Protests in Dhaka, Bangladesh, continued for the fourth day on Thursday, even after violence broke out on Wednesday when workers took to smashing cars and breaking barricades to show their anger over the fire at the Tazreen Fashions Ltd. factory that claimed 111 lives.
Several groups organized committees and roundtables to draw up specific demands. Organizations like Ain o Salish Kendra, or ASK, a legal aid and human rights organization, have made comprehensive lists of demands, including that the Bangladesh Garment Manufacturers and Export Association submit a report on the incident within two months. ASK demanded that the report include whether the industry executives comply with the relevant laws and what steps they have taken to safeguard the workers from fires.
“I think international brands should help the victims more, especially for the women and children,” said Aslam Khan, general secretary of the Bangladesh Trade Union Center. “Our government’s role was not sufficient, although they have a key role. The government is practically trying to save the owner when they have clearly shown a lack of fire safety measures and gross negligence.”
The anger also has been stirred by fear, trade union leaders said. “The fear of the fires has become enormous for garment workers,” Bina Shikdar of the Garments Sramik Trade Union told WWD. “Workers are losing their patience in the demand for better conditions. Compliance is an eyewash. At this point the trade unions and nongovernmental organizations are protesting that compliance should be followed up with reality.”
On Wednesday, 60 garment workers in two cities — Dhaka and Chittagong — were injured in a stampede when a fire was suspected at their factories. It turned out to be a short circuit at the factory in Chittagong and not a fire, but 50 workers had to be treated. A similar situation occurred in Dhaka, according to the police, when more than a thousand workers made an escape from a factory where a boiler explosion led to the fear of fire. Ten people were hurt in that stampede.
Shikdar said that although three arrests had been made from the management of the Tazreen Fashions Ltd. factory, it was really the owner who should be brought to justice. “The government is always in favor of factory owners and so is the media, because of ownership issues,” she said. “The arrested members from the factory are just low and middle management.”

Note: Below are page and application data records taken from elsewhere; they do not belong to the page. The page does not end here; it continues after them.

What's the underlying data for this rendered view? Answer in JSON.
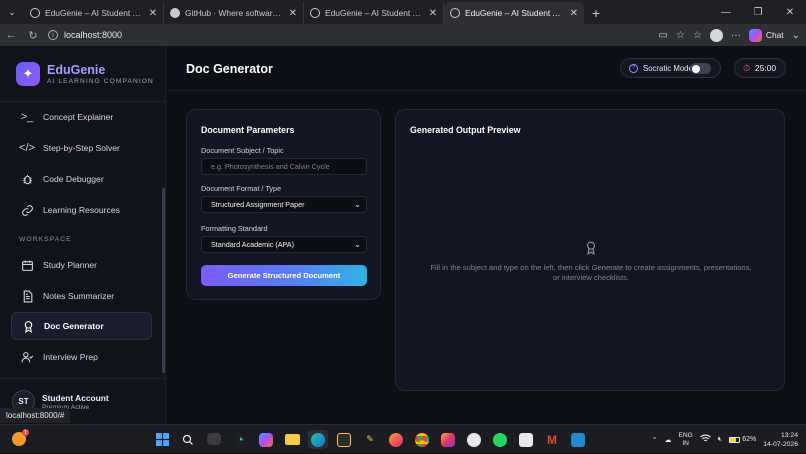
{
  "browser": {
    "tabs": [
      {
        "title": "EduGenie – AI Student Assistant",
        "active": false
      },
      {
        "title": "GitHub · Where software is built",
        "active": false
      },
      {
        "title": "EduGenie – AI Student Assistant",
        "active": false
      },
      {
        "title": "EduGenie – AI Student Assistant",
        "active": true
      }
    ],
    "url": "localhost:8000",
    "chat_label": "Chat",
    "status_url": "localhost:8000/#"
  },
  "brand": {
    "name": "EduGenie",
    "subtitle": "AI LEARNING COMPANION"
  },
  "sidebar": {
    "items": [
      {
        "label": "Concept Explainer",
        "icon": "terminal-icon"
      },
      {
        "label": "Step-by-Step Solver",
        "icon": "code-icon"
      },
      {
        "label": "Code Debugger",
        "icon": "bug-icon"
      },
      {
        "label": "Learning Resources",
        "icon": "link-icon"
      }
    ],
    "section_label": "WORKSPACE",
    "workspace_items": [
      {
        "label": "Study Planner",
        "icon": "calendar-icon"
      },
      {
        "label": "Notes Summarizer",
        "icon": "document-icon"
      },
      {
        "label": "Doc Generator",
        "icon": "award-icon",
        "active": true
      },
      {
        "label": "Interview Prep",
        "icon": "user-check-icon"
      }
    ],
    "account": {
      "initials": "ST",
      "name": "Student Account",
      "status": "Premium Active"
    }
  },
  "header": {
    "title": "Doc Generator",
    "socratic_label": "Socratic Mode",
    "socratic_on": false,
    "timer": "25:00"
  },
  "params": {
    "title": "Document Parameters",
    "subject_label": "Document Subject / Topic",
    "subject_placeholder": "e.g. Photosynthesis and Calvin Cycle",
    "subject_value": "",
    "format_label": "Document Format / Type",
    "format_value": "Structured Assignment Paper",
    "standard_label": "Formatting Standard",
    "standard_value": "Standard Academic (APA)",
    "generate_label": "Generate Structured Document"
  },
  "preview": {
    "title": "Generated Output Preview",
    "empty_text": "Fill in the subject and type on the left, then click Generate to create assignments, presentations, or interview checklists."
  },
  "taskbar": {
    "weather_badge": "1",
    "lang_top": "ENG",
    "lang_bottom": "IN",
    "battery": "62%",
    "time": "13:24",
    "date": "14-07-2026"
  },
  "colors": {
    "accent": "#8b5cf6",
    "brand_text": "#a99cff",
    "gradient_start": "#7a5cf6",
    "gradient_end": "#2eb3e6",
    "timer_icon": "#ff5577"
  }
}
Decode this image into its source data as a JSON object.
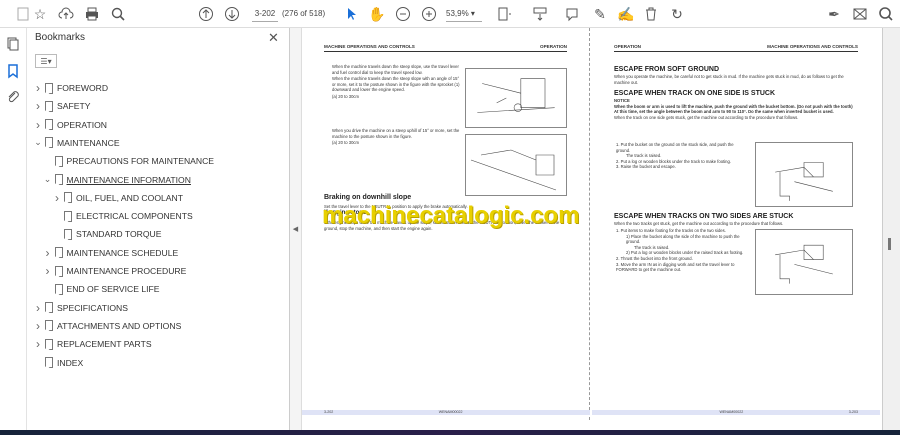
{
  "toolbar": {
    "page_input": "3-202",
    "page_count": "(276 of 518)",
    "zoom": "53,9%"
  },
  "bookmarks": {
    "title": "Bookmarks",
    "items": [
      {
        "label": "FOREWORD",
        "level": 0,
        "chev": "right"
      },
      {
        "label": "SAFETY",
        "level": 0,
        "chev": "right"
      },
      {
        "label": "OPERATION",
        "level": 0,
        "chev": "right"
      },
      {
        "label": "MAINTENANCE",
        "level": 0,
        "chev": "down"
      },
      {
        "label": "PRECAUTIONS FOR MAINTENANCE",
        "level": 1,
        "chev": ""
      },
      {
        "label": "MAINTENANCE INFORMATION",
        "level": 1,
        "chev": "down"
      },
      {
        "label": "OIL, FUEL, AND COOLANT",
        "level": 2,
        "chev": "right"
      },
      {
        "label": "ELECTRICAL COMPONENTS",
        "level": 2,
        "chev": ""
      },
      {
        "label": "STANDARD TORQUE",
        "level": 2,
        "chev": ""
      },
      {
        "label": "MAINTENANCE SCHEDULE",
        "level": 1,
        "chev": "right"
      },
      {
        "label": "MAINTENANCE PROCEDURE",
        "level": 1,
        "chev": "right"
      },
      {
        "label": "END OF SERVICE LIFE",
        "level": 1,
        "chev": ""
      },
      {
        "label": "SPECIFICATIONS",
        "level": 0,
        "chev": "right"
      },
      {
        "label": "ATTACHMENTS AND OPTIONS",
        "level": 0,
        "chev": "right"
      },
      {
        "label": "REPLACEMENT PARTS",
        "level": 0,
        "chev": "right"
      },
      {
        "label": "INDEX",
        "level": 0,
        "chev": ""
      }
    ]
  },
  "page_left": {
    "header_left": "MACHINE OPERATIONS AND CONTROLS",
    "header_right": "OPERATION",
    "b1": "When the machine travels down the steep slope, use the travel lever and fuel control dial to keep the travel speed low.",
    "b1b": "When the machine travels down the steep slope with an angle of 15° or more, set it to the posture shown in the figure with the sprocket (1) downward and lower the engine speed.",
    "b1c": "(a) 20 to 30cm",
    "b2": "When you drive the machine on a steep uphill of 15° or more, set the machine to the posture shown in the figure.",
    "b2c": "(a) 20 to 30cm",
    "h_brake": "Braking on downhill slope",
    "brake_text": "Set the travel lever to the NEUTRAL position to apply the brake automatically.",
    "h_engine": "If engine stops",
    "engine_text": "If the engine stops while the machine travels up the slope, set the travel lever to the NEUTRAL position, lower the bucket to the ground, stop the machine, and then start the engine again.",
    "footer_left": "3-202",
    "footer_center": "WENAM00022"
  },
  "page_right": {
    "header_left": "OPERATION",
    "header_right": "MACHINE OPERATIONS AND CONTROLS",
    "h1": "ESCAPE FROM SOFT GROUND",
    "p1": "When you operate the machine, be careful not to get stuck in mud. If the machine gets stuck in mud, do as follows to get the machine out.",
    "h2": "ESCAPE WHEN TRACK ON ONE SIDE IS STUCK",
    "notice": "NOTICE",
    "notice_text": "When the boom or arm is used to lift the machine, push the ground with the bucket bottom. (Do not push with the tooth) At this time, set the angle between the boom and arm to 90 to 110°. Do the same when inverted bucket is used.",
    "p2": "When the track on one side gets stuck, get the machine out according to the procedure that follows.",
    "s1": "1.  Put the bucket on the ground on the stuck side, and push the ground.",
    "s1b": "The track is raised.",
    "s2": "2.  Put a log or wooden blocks under the track to make footing.",
    "s3": "3.  Raise the bucket and escape.",
    "h3": "ESCAPE WHEN TRACKS ON TWO SIDES ARE STUCK",
    "p3": "When the two tracks get stuck, get the machine out according to the procedure that follows.",
    "t1": "1.  Put items to make footing for the tracks on the two sides.",
    "t1a": "1)  Place the bucket along the side of the machine to push the ground.",
    "t1b": "The track is raised.",
    "t1c": "2)  Put a log or wooden blocks under the raised track as footing.",
    "t2": "2.  Thrust the bucket into the front ground.",
    "t3": "3.  Move the arm IN as in digging work and set the travel lever to FORWARD to get the machine out.",
    "footer_center": "WENAM00022",
    "footer_right": "3-203"
  },
  "watermark": "machinecatalogic.com"
}
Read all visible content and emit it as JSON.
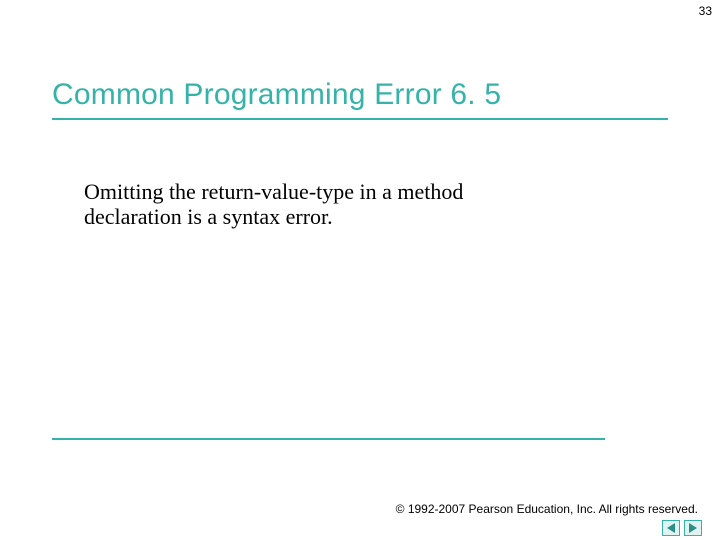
{
  "page_number": "33",
  "title": "Common Programming Error 6. 5",
  "body": "Omitting the return-value-type in a method declaration is a syntax error.",
  "copyright": "© 1992-2007 Pearson Education, Inc.  All rights reserved.",
  "colors": {
    "accent": "#36b3a8",
    "nav_fill": "#dff3f1"
  },
  "nav": {
    "prev_icon": "triangle-left-icon",
    "next_icon": "triangle-right-icon"
  }
}
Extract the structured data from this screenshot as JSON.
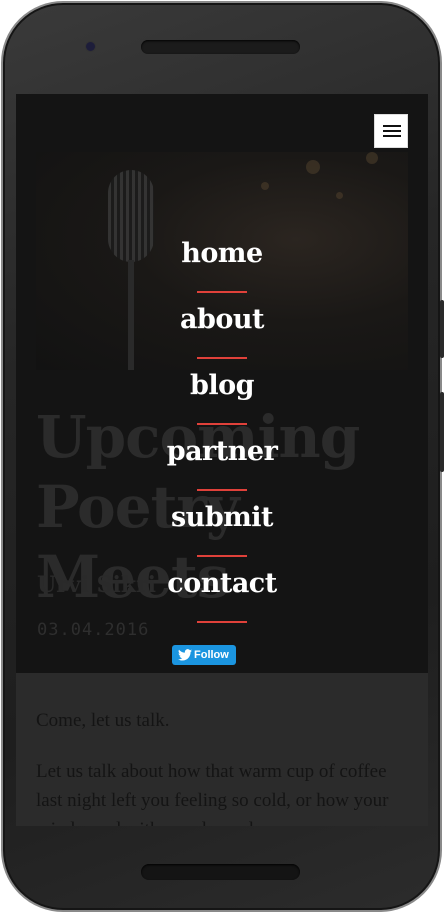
{
  "post": {
    "title": "Upcoming Poetry Meets",
    "author": "Urvi Sikri",
    "date": "03.04.2016",
    "paragraphs": [
      "Come, let us talk.",
      "Let us talk about how that warm cup of coffee last night left you feeling so cold, or how your mind raced with wonder and"
    ]
  },
  "menu": {
    "items": [
      {
        "label": "home"
      },
      {
        "label": "about"
      },
      {
        "label": "blog"
      },
      {
        "label": "partner"
      },
      {
        "label": "submit"
      },
      {
        "label": "contact"
      }
    ],
    "follow_label": "Follow",
    "accent_color": "#e0413a"
  },
  "icons": {
    "menu": "hamburger-icon",
    "follow": "twitter-bird-icon"
  }
}
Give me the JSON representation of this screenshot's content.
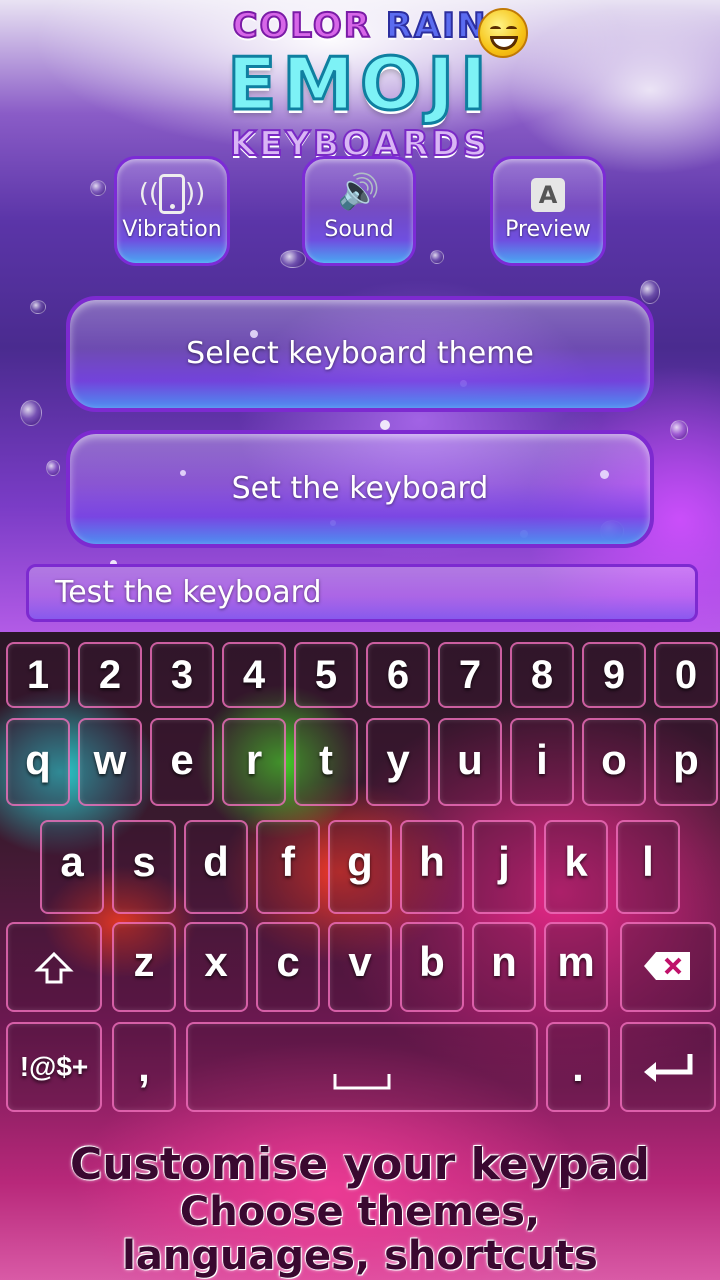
{
  "logo": {
    "line1_a": "COLOR",
    "line1_b": "RAIN",
    "line2": "EMOJI",
    "line3": "KEYBOARDS"
  },
  "options": [
    {
      "label": "Vibration",
      "icon": "vibration-icon"
    },
    {
      "label": "Sound",
      "icon": "speaker-icon"
    },
    {
      "label": "Preview",
      "icon": "preview-icon",
      "glyph": "A"
    }
  ],
  "buttons": {
    "select_theme": "Select keyboard theme",
    "set_keyboard": "Set the keyboard"
  },
  "test_field": {
    "placeholder": "Test the keyboard"
  },
  "keyboard": {
    "row_numbers": [
      "1",
      "2",
      "3",
      "4",
      "5",
      "6",
      "7",
      "8",
      "9",
      "0"
    ],
    "row_top": [
      "q",
      "w",
      "e",
      "r",
      "t",
      "y",
      "u",
      "i",
      "o",
      "p"
    ],
    "row_middle": [
      "a",
      "s",
      "d",
      "f",
      "g",
      "h",
      "j",
      "k",
      "l"
    ],
    "row_bottom": [
      "z",
      "x",
      "c",
      "v",
      "b",
      "n",
      "m"
    ],
    "symbols_label": "!@$+",
    "comma": ",",
    "period": "."
  },
  "footer": {
    "line1": "Customise your keypad",
    "line2": "Choose themes,",
    "line3": "languages, shortcuts"
  },
  "colors": {
    "accent_purple": "#7d2ad0",
    "key_border": "#ff78c8"
  }
}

There have been 330 deaths of garment industry workers in Bangladesh since 2000, according to industry statistics, with 26 deaths at the Ha-Meem Group Factory in Ashulia near Dhaka in December 2010, and 21 deaths at the Garib & Garib Sweater Factory in Gazipur in February 2010 among the more recent incidents.
In Washington on Thursday, U.S. Secretary of Labor Hilda Solis compared the Tazreen fire to the 1911 blaze at the Triangle Shirtwaist Factory in New York City, characterizing it as “a similar call to action for Bangladesh and also for the many international buyers supplied by the country’s garment factories.”
Without directly responding to a letter sent Wednesday by a group of U.S. and international labor organizations, she referred to some of their concerns.
“I know that change is not easy,” she said. “The U.S. Department of Labor stands ready to help, with technical assistance and expertise, to work with the government of Bangladesh to ensure that this horrific tragedy becomes a watershed moment for Bangladeshi workers’ rights.”
Numerous workers’ rights advocacy groups had called on Solis and a number of European government labor officials to press brands and retailers to sign onto a joint memorandum of understanding with a group of nongovernmental organizations and international and Bangladeshi trade unions, know as the “Bangladesh Fire and Building Safety Agreement.”
The groups claim corporate social responsibility programs are not enough and argue that more stringent steps — such as their agreement — need to be taken to prevent tragic fires in the future. PVH Corp. and German retailer Tchibo have signed onto the agreement, but it will not take effect until a specific number of firms agree to it.